Brief = The records underneath are to be repeated exactly, with the pictures left out.

Stored data entries =
__________________________________________________
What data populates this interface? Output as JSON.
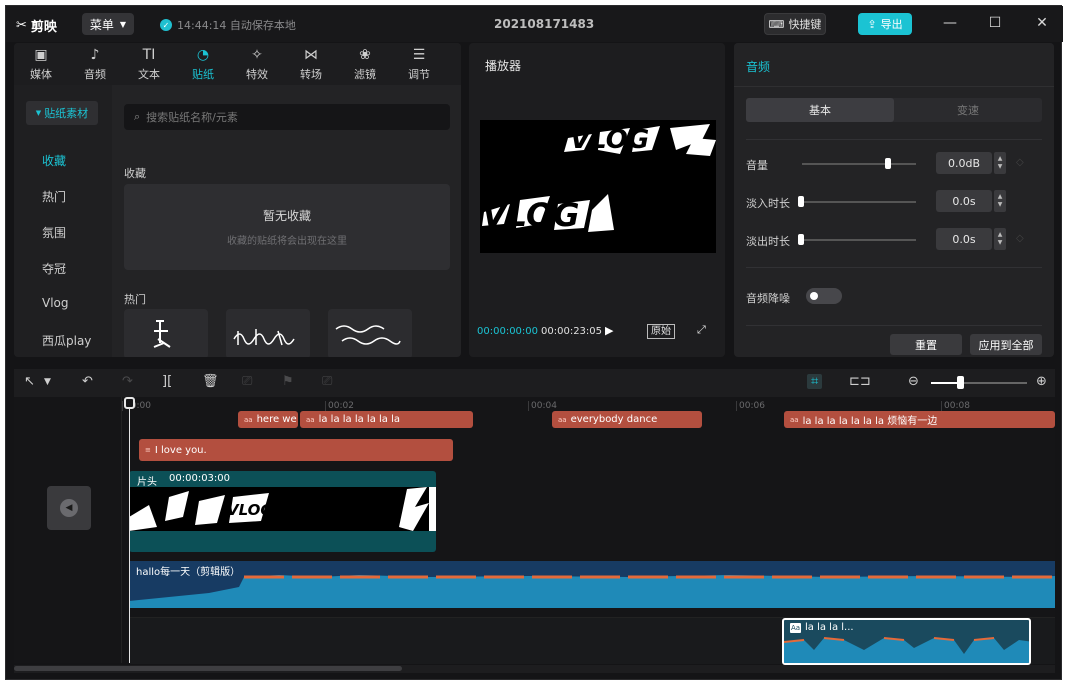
{
  "app": {
    "name": "剪映",
    "menu_label": "菜单",
    "save_status": "14:44:14 自动保存本地",
    "project_title": "202108171483",
    "shortcut_label": "快捷键",
    "export_label": "导出"
  },
  "toolbar": [
    {
      "label": "媒体",
      "icon": "media-icon"
    },
    {
      "label": "音频",
      "icon": "audio-icon"
    },
    {
      "label": "文本",
      "icon": "text-icon"
    },
    {
      "label": "贴纸",
      "icon": "sticker-icon"
    },
    {
      "label": "特效",
      "icon": "effects-icon"
    },
    {
      "label": "转场",
      "icon": "transition-icon"
    },
    {
      "label": "滤镜",
      "icon": "filter-icon"
    },
    {
      "label": "调节",
      "icon": "adjust-icon"
    }
  ],
  "sidebar": {
    "category": "贴纸素材",
    "items": [
      "收藏",
      "热门",
      "氛围",
      "夺冠",
      "Vlog",
      "西瓜play"
    ]
  },
  "search": {
    "placeholder": "搜索贴纸名称/元素"
  },
  "favorites": {
    "label": "收藏",
    "empty_title": "暂无收藏",
    "empty_sub": "收藏的贴纸将会出现在这里"
  },
  "hot": {
    "label": "热门"
  },
  "player": {
    "title": "播放器",
    "current_time": "00:00:00:00",
    "total_time": "00:00:23:05",
    "original_label": "原始",
    "video_text_a": "VLOG",
    "video_text_b": "VLOG"
  },
  "audio_panel": {
    "title": "音频",
    "tabs": [
      "基本",
      "变速"
    ],
    "volume_label": "音量",
    "volume_value": "0.0dB",
    "volume_level": 0.75,
    "fade_in_label": "淡入时长",
    "fade_in_value": "0.0s",
    "fade_out_label": "淡出时长",
    "fade_out_value": "0.0s",
    "denoise_label": "音频降噪",
    "reset_label": "重置",
    "apply_all_label": "应用到全部"
  },
  "ruler": [
    "00:00",
    "00:02",
    "00:04",
    "00:06",
    "00:08"
  ],
  "text_clips": [
    {
      "label": "here we"
    },
    {
      "label": "la la la la la la la"
    },
    {
      "label": "everybody dance"
    },
    {
      "label": "la la la la la la la 烦恼有一边"
    },
    {
      "label": "I love you."
    }
  ],
  "video_clip": {
    "label": "片头",
    "duration": "00:00:03:00",
    "thumb_text": "VLOG VLOG"
  },
  "audio_track": {
    "label": "hallo每一天（剪辑版）"
  },
  "sub_clip": {
    "label": "la la la l..."
  },
  "colors": {
    "accent": "#1bc3d3",
    "text_clip": "#b34f3f",
    "video_clip": "#0c5057",
    "audio_track": "#173b63"
  }
}
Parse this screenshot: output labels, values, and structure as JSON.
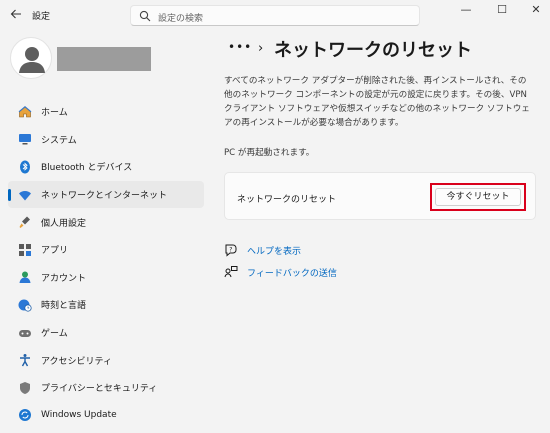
{
  "app": {
    "title": "設定",
    "back_icon": "back-arrow-icon"
  },
  "search": {
    "placeholder": "設定の検索"
  },
  "window_controls": {
    "minimize": "—",
    "maximize": "☐",
    "close": "✕"
  },
  "user": {
    "avatar_icon": "person-icon"
  },
  "nav": {
    "items": [
      {
        "label": "ホーム",
        "icon": "home-icon",
        "active": false
      },
      {
        "label": "システム",
        "icon": "monitor-icon",
        "active": false
      },
      {
        "label": "Bluetooth とデバイス",
        "icon": "bluetooth-icon",
        "active": false
      },
      {
        "label": "ネットワークとインターネット",
        "icon": "wifi-icon",
        "active": true
      },
      {
        "label": "個人用設定",
        "icon": "brush-icon",
        "active": false
      },
      {
        "label": "アプリ",
        "icon": "apps-icon",
        "active": false
      },
      {
        "label": "アカウント",
        "icon": "account-icon",
        "active": false
      },
      {
        "label": "時刻と言語",
        "icon": "globe-clock-icon",
        "active": false
      },
      {
        "label": "ゲーム",
        "icon": "gamepad-icon",
        "active": false
      },
      {
        "label": "アクセシビリティ",
        "icon": "accessibility-icon",
        "active": false
      },
      {
        "label": "プライバシーとセキュリティ",
        "icon": "shield-icon",
        "active": false
      },
      {
        "label": "Windows Update",
        "icon": "update-icon",
        "active": false
      }
    ]
  },
  "breadcrumb": {
    "dots": "•••",
    "chevron": "›"
  },
  "page": {
    "title": "ネットワークのリセット",
    "description": "すべてのネットワーク アダプターが削除された後、再インストールされ、その他のネットワーク コンポーネントの設定が元の設定に戻ります。その後、VPN クライアント ソフトウェアや仮想スイッチなどの他のネットワーク ソフトウェアの再インストールが必要な場合があります。",
    "restart_note": "PC が再起動されます。",
    "card_label": "ネットワークのリセット",
    "reset_button": "今すぐリセット",
    "help_link": "ヘルプを表示",
    "feedback_link": "フィードバックの送信"
  },
  "colors": {
    "accent": "#0067c0",
    "highlight": "#d9001b"
  }
}
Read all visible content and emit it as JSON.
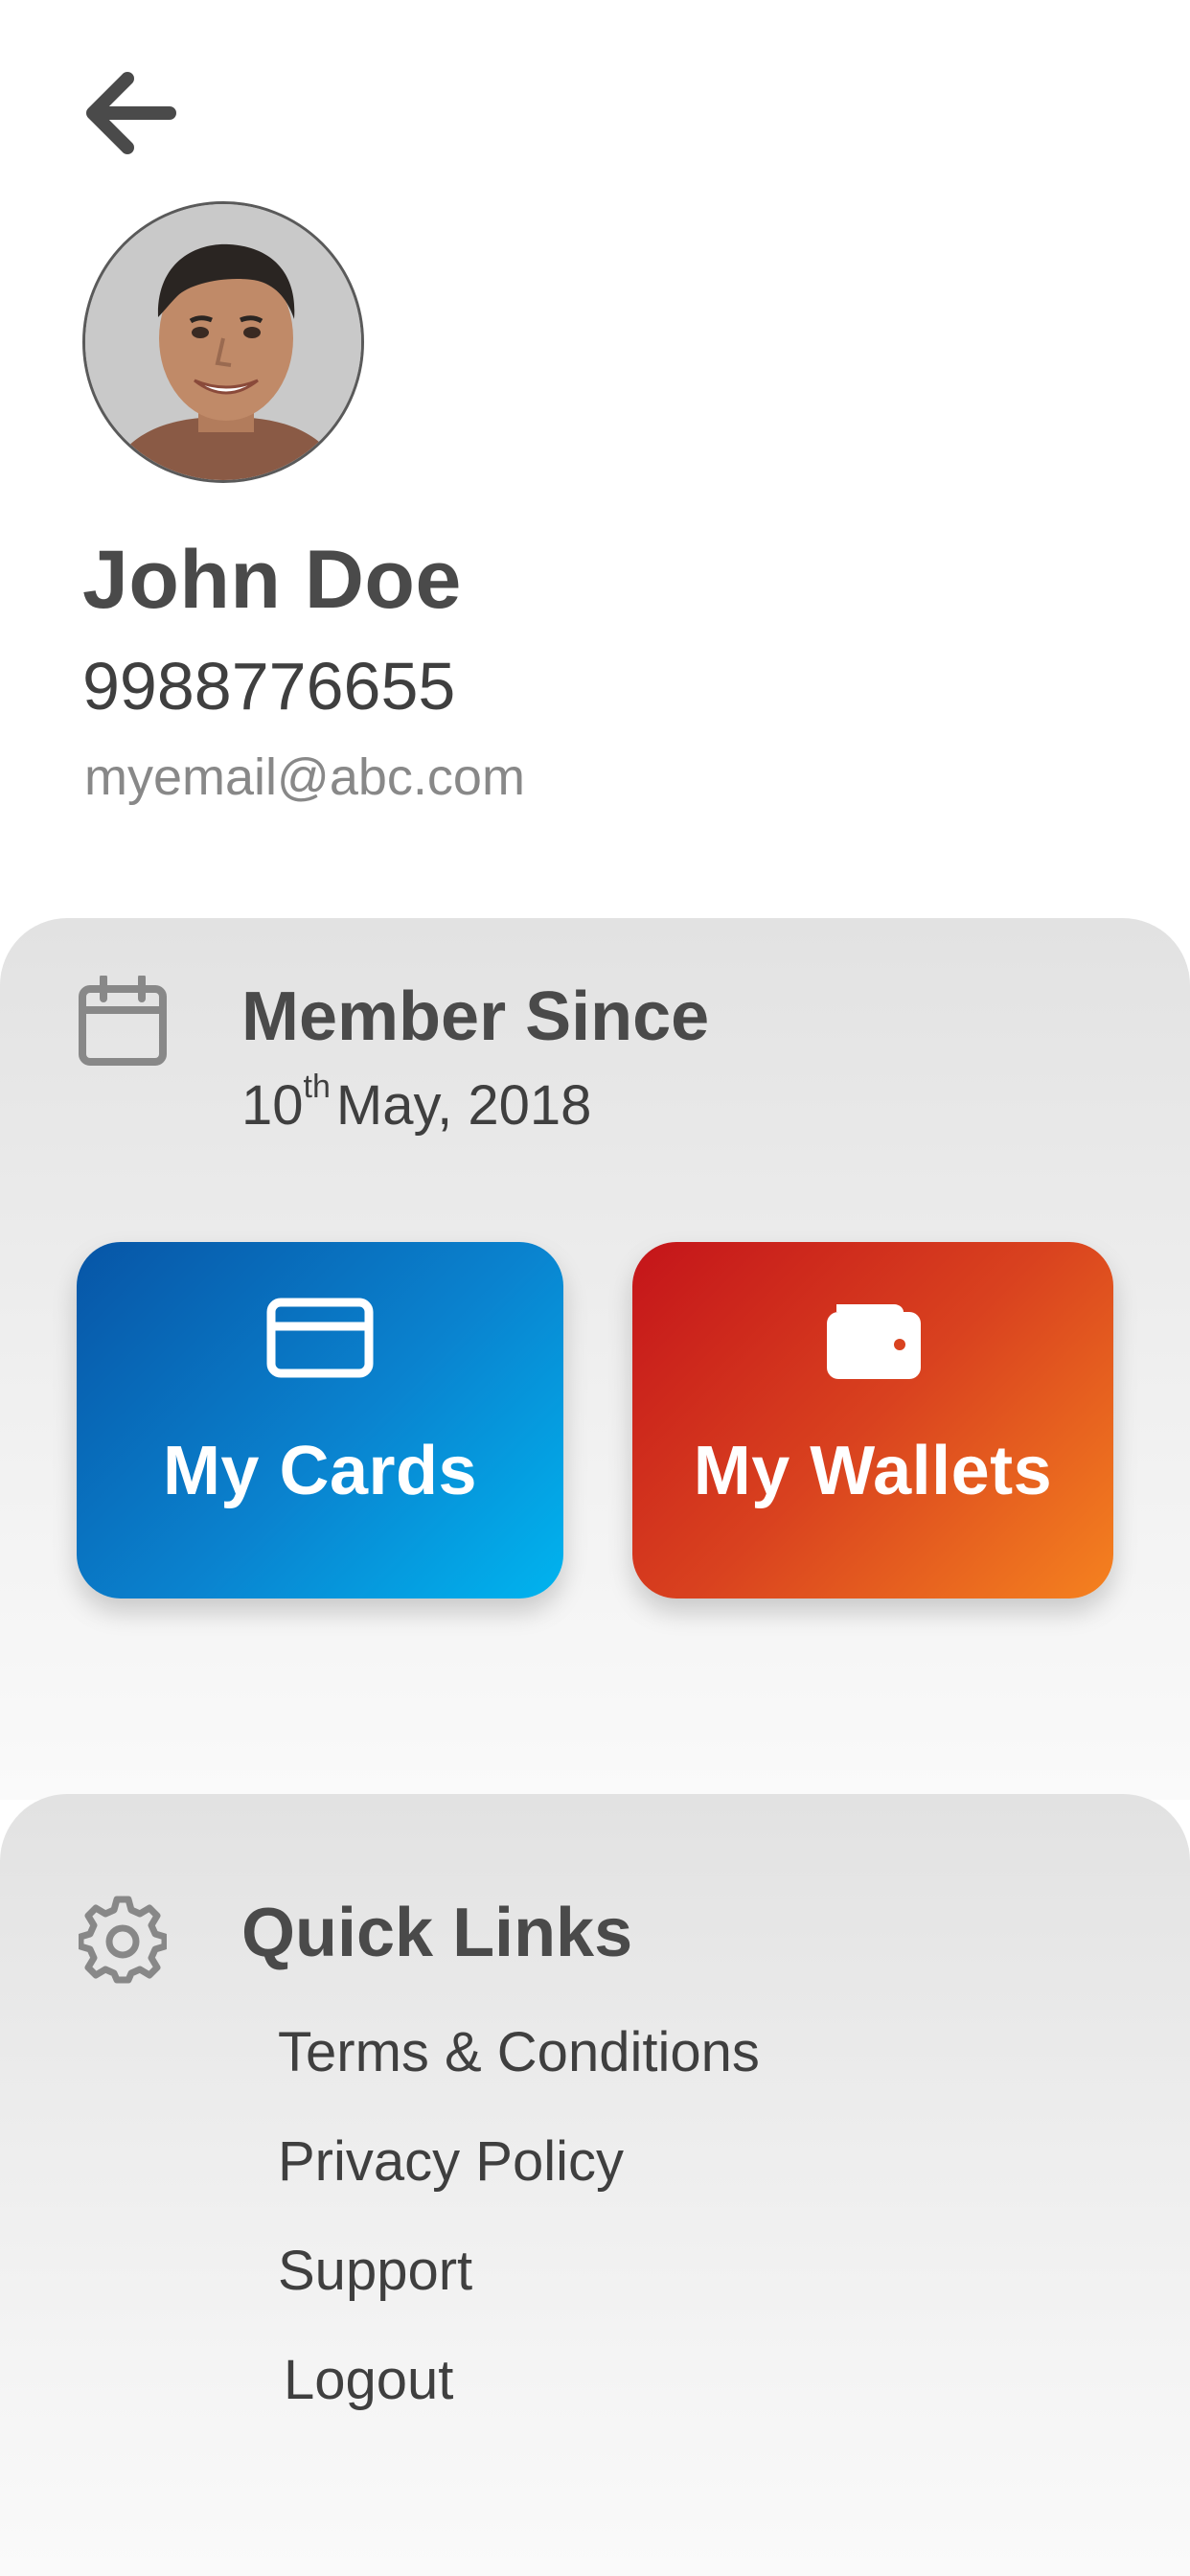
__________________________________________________
Written answer =
What data populates this interface? Output as JSON.
{
  "app": {
    "name": "剪映",
    "menu_label": "菜单",
    "save_status": "14:44:14 自动保存本地",
    "project_title": "202108171483",
    "shortcut_label": "快捷键",
    "export_label": "导出"
  },
  "toolbar": [
    {
      "label": "媒体",
      "icon": "media-icon"
    },
    {
      "label": "音频",
      "icon": "audio-icon"
    },
    {
      "label": "文本",
      "icon": "text-icon"
    },
    {
      "label": "贴纸",
      "icon": "sticker-icon"
    },
    {
      "label": "特效",
      "icon": "effects-icon"
    },
    {
      "label": "转场",
      "icon": "transition-icon"
    },
    {
      "label": "滤镜",
      "icon": "filter-icon"
    },
    {
      "label": "调节",
      "icon": "adjust-icon"
    }
  ],
  "sidebar": {
    "category": "贴纸素材",
    "items": [
      "收藏",
      "热门",
      "氛围",
      "夺冠",
      "Vlog",
      "西瓜play"
    ]
  },
  "search": {
    "placeholder": "搜索贴纸名称/元素"
  },
  "favorites": {
    "label": "收藏",
    "empty_title": "暂无收藏",
    "empty_sub": "收藏的贴纸将会出现在这里"
  },
  "hot": {
    "label": "热门"
  },
  "player": {
    "title": "播放器",
    "current_time": "00:00:00:00",
    "total_time": "00:00:23:05",
    "original_label": "原始",
    "video_text_a": "VLOG",
    "video_text_b": "VLOG"
  },
  "audio_panel": {
    "title": "音频",
    "tabs": [
      "基本",
      "变速"
    ],
    "volume_label": "音量",
    "volume_value": "0.0dB",
    "volume_level": 0.75,
    "fade_in_label": "淡入时长",
    "fade_in_value": "0.0s",
    "fade_out_label": "淡出时长",
    "fade_out_value": "0.0s",
    "denoise_label": "音频降噪",
    "reset_label": "重置",
    "apply_all_label": "应用到全部"
  },
  "ruler": [
    "00:00",
    "00:02",
    "00:04",
    "00:06",
    "00:08"
  ],
  "text_clips": [
    {
      "label": "here we"
    },
    {
      "label": "la la la la la la la"
    },
    {
      "label": "everybody dance"
    },
    {
      "label": "la la la la la la la 烦恼有一边"
    },
    {
      "label": "I love you."
    }
  ],
  "video_clip": {
    "label": "片头",
    "duration": "00:00:03:00",
    "thumb_text": "VLOG VLOG"
  },
  "audio_track": {
    "label": "hallo每一天（剪辑版）"
  },
  "sub_clip": {
    "label": "la la la l..."
  },
  "colors": {
    "accent": "#1bc3d3",
    "text_clip": "#b34f3f",
    "video_clip": "#0c5057",
    "audio_track": "#173b63"
  }
}
Parse this screenshot: output labels, values, and structure as JSON.
{
  "app": {
    "title": "設定",
    "back_icon": "back-arrow-icon"
  },
  "search": {
    "placeholder": "設定の検索"
  },
  "window_controls": {
    "minimize": "—",
    "maximize": "☐",
    "close": "✕"
  },
  "user": {
    "avatar_icon": "person-icon"
  },
  "nav": {
    "items": [
      {
        "label": "ホーム",
        "icon": "home-icon",
        "active": false
      },
      {
        "label": "システム",
        "icon": "monitor-icon",
        "active": false
      },
      {
        "label": "Bluetooth とデバイス",
        "icon": "bluetooth-icon",
        "active": false
      },
      {
        "label": "ネットワークとインターネット",
        "icon": "wifi-icon",
        "active": true
      },
      {
        "label": "個人用設定",
        "icon": "brush-icon",
        "active": false
      },
      {
        "label": "アプリ",
        "icon": "apps-icon",
        "active": false
      },
      {
        "label": "アカウント",
        "icon": "account-icon",
        "active": false
      },
      {
        "label": "時刻と言語",
        "icon": "globe-clock-icon",
        "active": false
      },
      {
        "label": "ゲーム",
        "icon": "gamepad-icon",
        "active": false
      },
      {
        "label": "アクセシビリティ",
        "icon": "accessibility-icon",
        "active": false
      },
      {
        "label": "プライバシーとセキュリティ",
        "icon": "shield-icon",
        "active": false
      },
      {
        "label": "Windows Update",
        "icon": "update-icon",
        "active": false
      }
    ]
  },
  "breadcrumb": {
    "dots": "•••",
    "chevron": "›"
  },
  "page": {
    "title": "ネットワークのリセット",
    "description": "すべてのネットワーク アダプターが削除された後、再インストールされ、その他のネットワーク コンポーネントの設定が元の設定に戻ります。その後、VPN クライアント ソフトウェアや仮想スイッチなどの他のネットワーク ソフトウェアの再インストールが必要な場合があります。",
    "restart_note": "PC が再起動されます。",
    "card_label": "ネットワークのリセット",
    "reset_button": "今すぐリセット",
    "help_link": "ヘルプを表示",
    "feedback_link": "フィードバックの送信"
  },
  "colors": {
    "accent": "#0067c0",
    "highlight": "#d9001b"
  }
}
Read all visible content and emit it as JSON.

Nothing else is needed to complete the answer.